On one horizon the A303 was a ribbon of white and red light. Someone said it looked like the movement of blood around the body, and you could hear it well. Tim pointed out the distant cleft in the wood, which was 3km away and marked the end of the Cursus. People didn’t stop here and there is little archaeology, they moved from one end of the Cursus to the other, processing.

Then we walked, in the darkness, as the cloud cover grew denser and the stars were less evident. We could not see the milky way, and the air was colder. We gathered at a point before returning, back up the Cursus and then into the bus, back to Woodhenge – and off.

Session 4, Singing and learning with the ancestors

Blog and photos by Jessie Swinburne

This week we connected with the ancestors, through furthering our knowledge from the expertise of Professor Tim Darvill, and through embracing the beautiful, enchanting singing and music of Chartwell.

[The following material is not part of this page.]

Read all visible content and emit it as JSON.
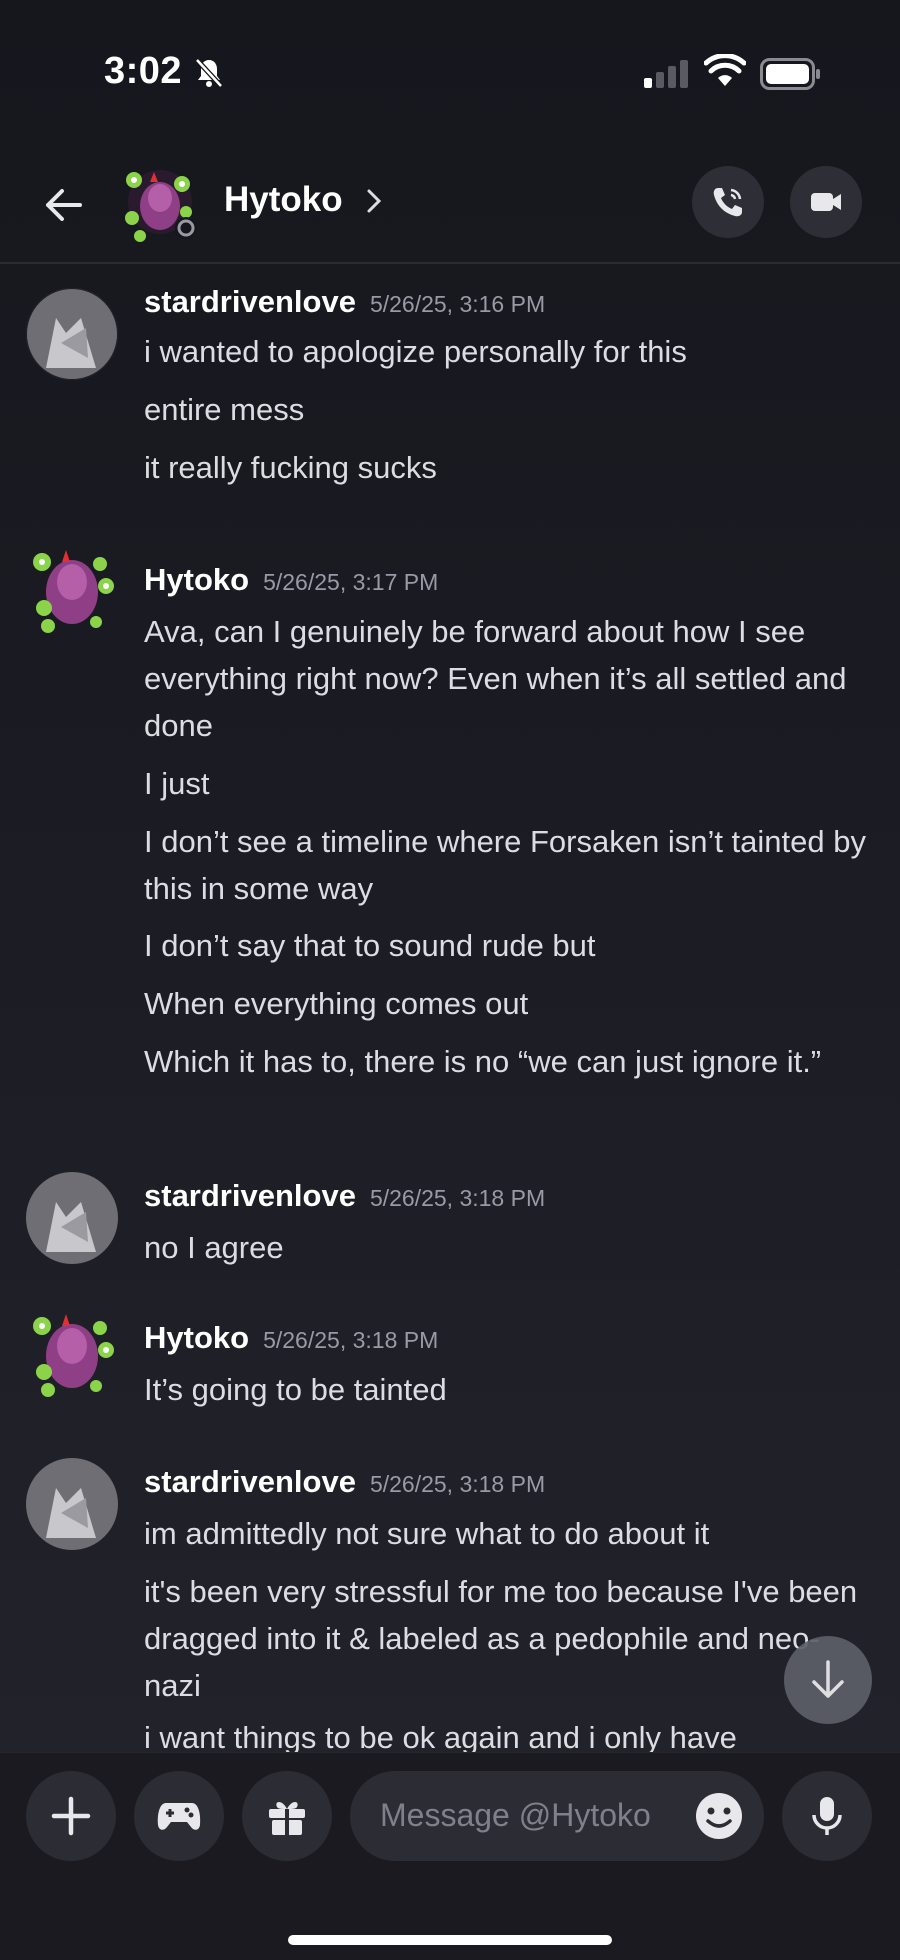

This week was a time to listen, reflect and connect. We walked up to the Cuckoo Stone, and were surprised by Chartwell, in full traditional dress, playing music and singing.

We sat and listened to Chartwell and Tim. It felt a bit like a dream at times, as we thought about our pasts and the ancestry that links us all. Staring at the beautiful bright blue skies, as cliched as that is, made me smile and like the ancestors were some how trying to connect with us.

At 11 am we were silent and reflected on the sacrifices of the men who fought wars that have protected us and allow us to be here and live though our own journeys, whatever they might be…. it was especially memorable for me, being from a military background, as we are sat on the land that is shared with the military, who train hard and still sacrifice themselves for the protection of the country.  This was a nice link to hearing about Zimbabwe and the traditions and beliefs of Chartwell…, who as it turns out is named after a building that Winston Churchill is linked to.. .an odd connection again maybe…

OLYMPUS DIGITAL CAMERA

OLYMPUS DIGITAL CAMERA

OLYMPUS DIGITAL CAMERA

OLYMPUS DIGITAL CAMERA

OLYMPUS DIGITAL CAMERA

OLYMPUS DIGITAL CAMERAWe discussed the rocks and I hope a few people felt they had their questions answered, or perhaps more questions were formed that will fuel their energy and engagement with the project. Thanks to everyone, I think the group were at ease this week, and focus for the creative output was generated and I look forward to getting involved in the next week…… as well as wondering about the exciting night walk!!!

 

Here are some more of Jessie’s beautiful photos

OLYMPUS DIGITAL CAMERA

OLYMPUS DIGITAL CAMERA

OLYMPUS DIGITAL CAMERA

OLYMPUS DIGITAL CAMERA

OLYMPUS DIGITAL CAMERA

OLYMPUS DIGITAL CAMERA

OLYMPUS DIGITAL CAMERA

 

OLYMPUS DIGITAL CAMERA

OLYMPUS DIGITAL CAMERA

OLYMPUS DIGITAL CAMERA

OLYMPUS DIGITAL CAMERA

OLYMPUS DIGITAL CAMERA

OLYMPUS DIGITAL CAMERA

OLYMPUS DIGITAL CAMERA

OLYMPUS DIGITAL CAMERA

OLYMPUS DIGITAL CAMERA

OLYMPUS DIGITAL CAMERA

OLYMPUS DIGITAL CAMERA

 

OLYMPUS DIGITAL CAMERA

OLYMPUS DIGITAL CAMERA